■ TASK DESCRIPTION ■
Count every line below that holds "subtitle". Number only.
◆ ◆ ◆
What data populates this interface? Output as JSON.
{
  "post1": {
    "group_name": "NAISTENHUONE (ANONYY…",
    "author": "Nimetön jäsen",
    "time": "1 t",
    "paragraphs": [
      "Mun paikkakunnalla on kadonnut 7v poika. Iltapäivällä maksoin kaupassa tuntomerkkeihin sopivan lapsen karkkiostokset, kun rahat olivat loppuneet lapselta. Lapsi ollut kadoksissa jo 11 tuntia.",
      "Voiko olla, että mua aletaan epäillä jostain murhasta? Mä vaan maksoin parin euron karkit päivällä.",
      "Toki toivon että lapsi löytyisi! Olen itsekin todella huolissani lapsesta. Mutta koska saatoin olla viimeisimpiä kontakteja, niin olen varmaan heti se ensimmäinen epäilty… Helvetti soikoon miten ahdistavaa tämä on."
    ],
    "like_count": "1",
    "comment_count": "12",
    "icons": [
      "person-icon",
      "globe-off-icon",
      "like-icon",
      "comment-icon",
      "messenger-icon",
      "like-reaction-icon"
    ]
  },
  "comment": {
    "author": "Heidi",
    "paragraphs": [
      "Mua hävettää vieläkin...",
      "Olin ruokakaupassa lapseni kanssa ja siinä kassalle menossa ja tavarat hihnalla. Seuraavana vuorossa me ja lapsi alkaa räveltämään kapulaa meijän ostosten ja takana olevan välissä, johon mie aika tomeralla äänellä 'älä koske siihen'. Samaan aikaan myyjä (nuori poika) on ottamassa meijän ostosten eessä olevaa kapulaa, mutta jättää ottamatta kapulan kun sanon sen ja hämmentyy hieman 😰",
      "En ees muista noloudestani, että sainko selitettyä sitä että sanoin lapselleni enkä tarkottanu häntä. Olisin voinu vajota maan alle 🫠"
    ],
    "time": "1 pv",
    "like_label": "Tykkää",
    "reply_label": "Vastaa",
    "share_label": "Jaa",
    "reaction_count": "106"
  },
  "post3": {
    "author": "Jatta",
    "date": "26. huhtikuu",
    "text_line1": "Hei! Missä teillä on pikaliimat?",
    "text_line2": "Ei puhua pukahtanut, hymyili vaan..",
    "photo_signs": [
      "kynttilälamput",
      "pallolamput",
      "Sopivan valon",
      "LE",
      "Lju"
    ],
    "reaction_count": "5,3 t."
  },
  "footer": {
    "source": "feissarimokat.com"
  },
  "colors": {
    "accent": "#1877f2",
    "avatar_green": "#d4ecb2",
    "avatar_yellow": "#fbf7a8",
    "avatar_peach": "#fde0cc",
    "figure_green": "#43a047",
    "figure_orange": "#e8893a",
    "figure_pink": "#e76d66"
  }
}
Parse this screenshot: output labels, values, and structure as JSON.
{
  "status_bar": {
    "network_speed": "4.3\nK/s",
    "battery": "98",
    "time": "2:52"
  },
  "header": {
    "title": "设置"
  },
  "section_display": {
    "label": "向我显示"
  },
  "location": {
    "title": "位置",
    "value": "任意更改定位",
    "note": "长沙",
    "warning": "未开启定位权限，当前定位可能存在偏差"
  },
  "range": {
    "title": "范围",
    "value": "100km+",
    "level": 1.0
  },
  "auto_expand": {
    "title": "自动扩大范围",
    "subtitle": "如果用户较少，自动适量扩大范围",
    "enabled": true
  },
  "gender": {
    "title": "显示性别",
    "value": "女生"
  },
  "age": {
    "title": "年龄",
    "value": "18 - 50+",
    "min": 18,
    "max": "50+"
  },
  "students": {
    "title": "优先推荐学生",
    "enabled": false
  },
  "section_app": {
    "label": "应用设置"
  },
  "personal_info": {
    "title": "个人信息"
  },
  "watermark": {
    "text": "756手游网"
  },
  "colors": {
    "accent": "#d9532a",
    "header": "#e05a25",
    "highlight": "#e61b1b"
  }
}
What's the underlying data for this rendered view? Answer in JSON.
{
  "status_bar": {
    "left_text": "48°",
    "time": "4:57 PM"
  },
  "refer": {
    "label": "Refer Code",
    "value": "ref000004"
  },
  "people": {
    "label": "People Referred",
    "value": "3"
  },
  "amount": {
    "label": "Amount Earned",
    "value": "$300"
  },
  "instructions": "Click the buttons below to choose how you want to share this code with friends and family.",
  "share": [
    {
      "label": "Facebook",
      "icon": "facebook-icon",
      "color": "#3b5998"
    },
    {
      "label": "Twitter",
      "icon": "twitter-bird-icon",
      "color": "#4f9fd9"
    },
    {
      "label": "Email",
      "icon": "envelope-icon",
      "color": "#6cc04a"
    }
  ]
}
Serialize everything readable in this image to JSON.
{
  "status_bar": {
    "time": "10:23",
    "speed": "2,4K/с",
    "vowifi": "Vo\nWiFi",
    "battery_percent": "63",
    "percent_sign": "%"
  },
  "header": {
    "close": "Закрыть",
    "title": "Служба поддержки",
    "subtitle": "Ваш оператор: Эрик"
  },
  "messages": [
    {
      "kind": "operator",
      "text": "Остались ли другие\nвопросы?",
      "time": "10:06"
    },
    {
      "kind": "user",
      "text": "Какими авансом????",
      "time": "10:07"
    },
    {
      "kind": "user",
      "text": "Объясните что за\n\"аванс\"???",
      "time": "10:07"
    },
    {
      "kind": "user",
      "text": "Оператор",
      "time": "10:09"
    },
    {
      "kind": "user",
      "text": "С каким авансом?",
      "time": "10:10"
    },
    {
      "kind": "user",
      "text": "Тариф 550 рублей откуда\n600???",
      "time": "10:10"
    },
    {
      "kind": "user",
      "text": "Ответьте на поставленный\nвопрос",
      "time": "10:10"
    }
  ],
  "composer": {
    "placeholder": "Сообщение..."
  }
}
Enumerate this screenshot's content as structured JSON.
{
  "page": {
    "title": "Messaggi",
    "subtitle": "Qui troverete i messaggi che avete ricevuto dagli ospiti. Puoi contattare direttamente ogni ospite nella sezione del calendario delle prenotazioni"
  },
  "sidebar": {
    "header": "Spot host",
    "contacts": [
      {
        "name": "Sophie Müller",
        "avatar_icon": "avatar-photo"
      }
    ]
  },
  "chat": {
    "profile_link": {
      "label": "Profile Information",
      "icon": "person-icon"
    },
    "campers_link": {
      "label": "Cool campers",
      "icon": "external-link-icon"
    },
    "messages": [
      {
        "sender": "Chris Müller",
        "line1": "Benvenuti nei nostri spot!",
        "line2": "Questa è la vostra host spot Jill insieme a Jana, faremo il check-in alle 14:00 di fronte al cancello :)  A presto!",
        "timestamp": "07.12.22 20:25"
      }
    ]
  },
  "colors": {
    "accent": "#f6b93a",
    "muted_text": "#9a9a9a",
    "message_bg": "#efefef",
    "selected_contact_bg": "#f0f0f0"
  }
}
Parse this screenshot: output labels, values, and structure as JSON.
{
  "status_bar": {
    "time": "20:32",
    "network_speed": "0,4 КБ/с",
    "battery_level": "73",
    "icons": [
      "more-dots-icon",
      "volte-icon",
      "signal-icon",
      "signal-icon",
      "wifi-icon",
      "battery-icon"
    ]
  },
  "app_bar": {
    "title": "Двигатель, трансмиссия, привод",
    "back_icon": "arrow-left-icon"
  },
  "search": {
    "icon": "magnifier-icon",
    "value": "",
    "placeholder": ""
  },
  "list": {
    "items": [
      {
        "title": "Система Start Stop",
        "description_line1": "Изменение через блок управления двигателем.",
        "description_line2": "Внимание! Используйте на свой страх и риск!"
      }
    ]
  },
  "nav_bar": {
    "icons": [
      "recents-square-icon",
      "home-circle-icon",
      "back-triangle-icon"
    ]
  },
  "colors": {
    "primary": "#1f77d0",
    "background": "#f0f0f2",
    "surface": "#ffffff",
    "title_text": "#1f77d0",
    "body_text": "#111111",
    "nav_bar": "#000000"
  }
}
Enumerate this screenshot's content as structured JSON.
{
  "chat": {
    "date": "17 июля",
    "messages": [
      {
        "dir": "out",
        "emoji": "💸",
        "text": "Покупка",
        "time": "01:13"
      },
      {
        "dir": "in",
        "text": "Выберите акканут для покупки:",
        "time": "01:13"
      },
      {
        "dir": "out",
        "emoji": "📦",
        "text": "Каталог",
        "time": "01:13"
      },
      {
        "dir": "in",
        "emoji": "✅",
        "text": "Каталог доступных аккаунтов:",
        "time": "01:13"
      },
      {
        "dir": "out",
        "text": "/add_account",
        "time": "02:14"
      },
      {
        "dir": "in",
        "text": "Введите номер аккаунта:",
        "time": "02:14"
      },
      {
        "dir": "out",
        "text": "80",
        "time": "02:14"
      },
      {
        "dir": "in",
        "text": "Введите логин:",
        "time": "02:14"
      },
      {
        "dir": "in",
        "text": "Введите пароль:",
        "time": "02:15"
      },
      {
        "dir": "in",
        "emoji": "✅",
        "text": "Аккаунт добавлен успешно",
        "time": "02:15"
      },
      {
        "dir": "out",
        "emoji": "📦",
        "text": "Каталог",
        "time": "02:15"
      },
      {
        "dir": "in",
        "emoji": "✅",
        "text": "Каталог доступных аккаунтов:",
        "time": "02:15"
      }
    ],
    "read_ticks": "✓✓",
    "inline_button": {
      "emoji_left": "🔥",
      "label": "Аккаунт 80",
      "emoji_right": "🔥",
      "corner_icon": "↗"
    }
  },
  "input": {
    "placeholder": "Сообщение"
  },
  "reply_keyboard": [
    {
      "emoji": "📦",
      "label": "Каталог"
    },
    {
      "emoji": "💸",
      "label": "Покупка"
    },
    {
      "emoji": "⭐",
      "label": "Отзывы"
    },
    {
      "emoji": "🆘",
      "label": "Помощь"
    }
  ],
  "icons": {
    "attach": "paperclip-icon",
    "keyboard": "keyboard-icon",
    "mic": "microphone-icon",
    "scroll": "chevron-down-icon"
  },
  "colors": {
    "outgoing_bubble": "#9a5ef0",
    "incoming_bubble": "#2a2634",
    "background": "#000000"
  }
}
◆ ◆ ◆
■ ANSWER TO THE PROBLEM ■
3